The generator defendants' next objection is more difficult to articulate but, I believe, also presents no real obstacle to bifurcation. Plaintiffs have taken the position that, similar to most tort and contract litigation, liability under CERCLA can be imposed without reference to their costs incurred in cleaning up the site. Thus, at the liability phase of a bifurcated trial plaintiffs would not place into evidence any of their costs incurred. The generator defendants argue that because the statute imposes liability only for "costs incurred" a liability determination cannot be made for any given defendant without determining which costs have been incurred with respect to that particular defendant's wastes. If plaintiffs proceed as suggested above the generator defendants argue that in order to establish their affirmative defenses at the liability phase they will be compelled to present plaintiffs' damages case. Were the trial not bifurcated this would not occur.

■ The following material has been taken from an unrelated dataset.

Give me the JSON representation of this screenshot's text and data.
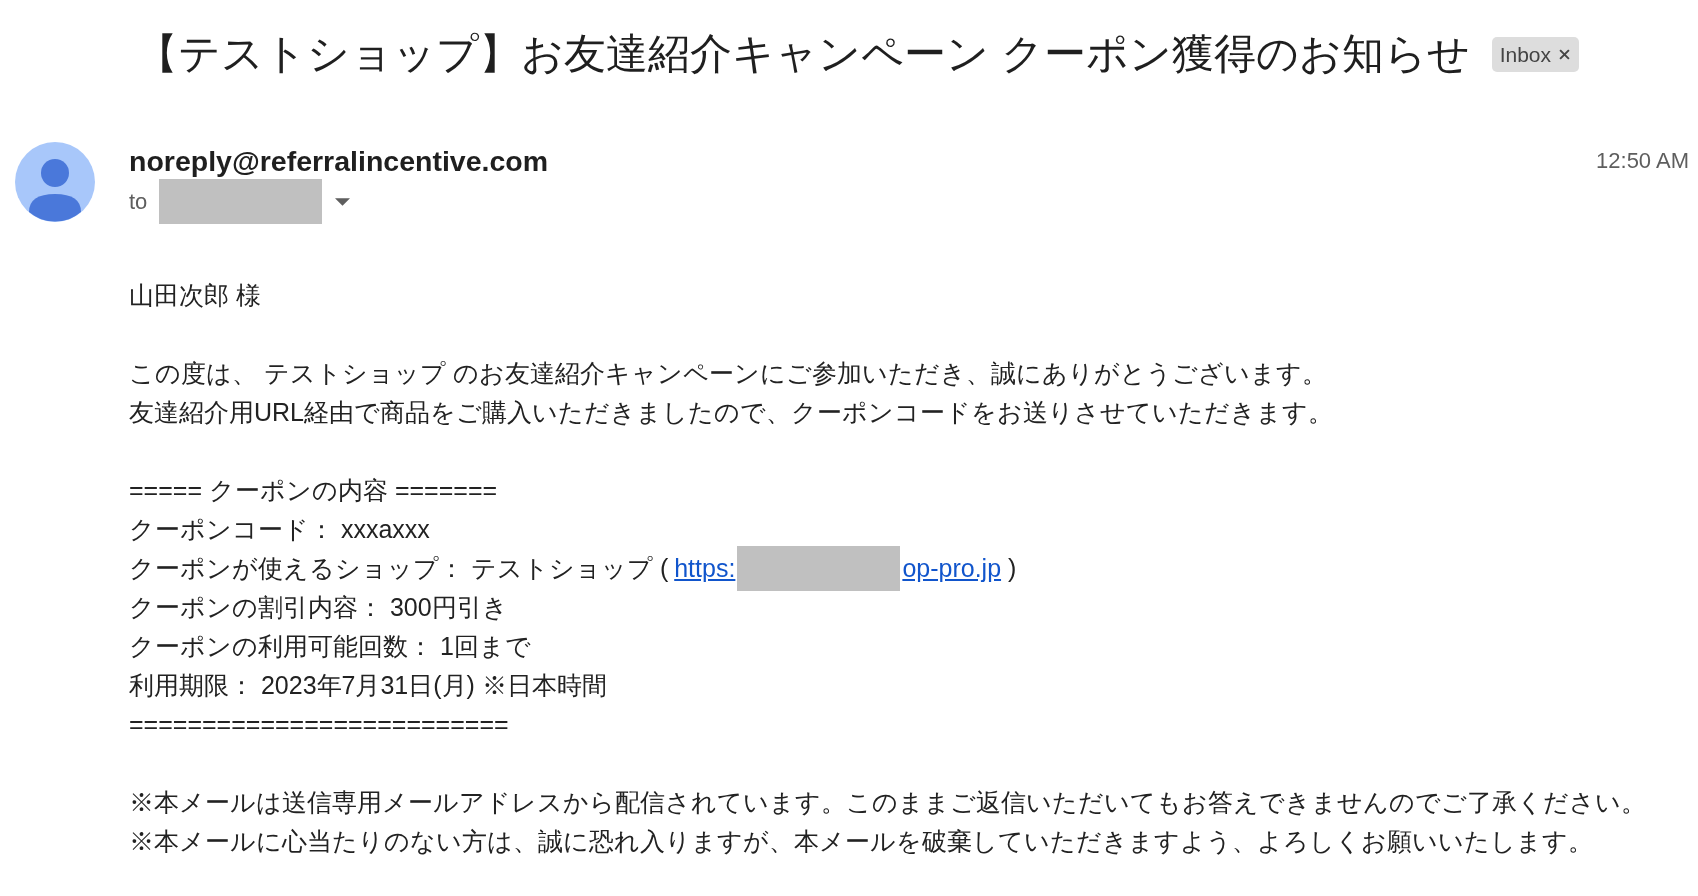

Although the generator defendants do not say so directly they are apparently attempting to relitigate the issue of joint and several liability and to raise by way of a § 9607(b)(3) defense arguments previously rejected. That section provides in part as follows:
There shall be no liability under subsection (a) of this section for a person otherwise liable who can establish by a preponderance of the evidence that the release or threat of release of a hazardous substance and the damages resulting therefrom were caused solely by -- . . .
(3) an act or omission of a third party other than an employee or agent of the defendant, or than one whose act or omission occurs in connection with a contractual relationship, existing directly or indirectly, with the defendant . . . if the defendant establishes by a preponderance of the evidence that (a) he exercised due care with respect to the hazardous substance concerned, taking into consideration the characteristics of such hazardous substance, in light of all relevant facts and circumstances, and (b) he took precautions against foreseeable acts or omissions of any such third party and the consequences that could foreseeably result from such acts or omissions.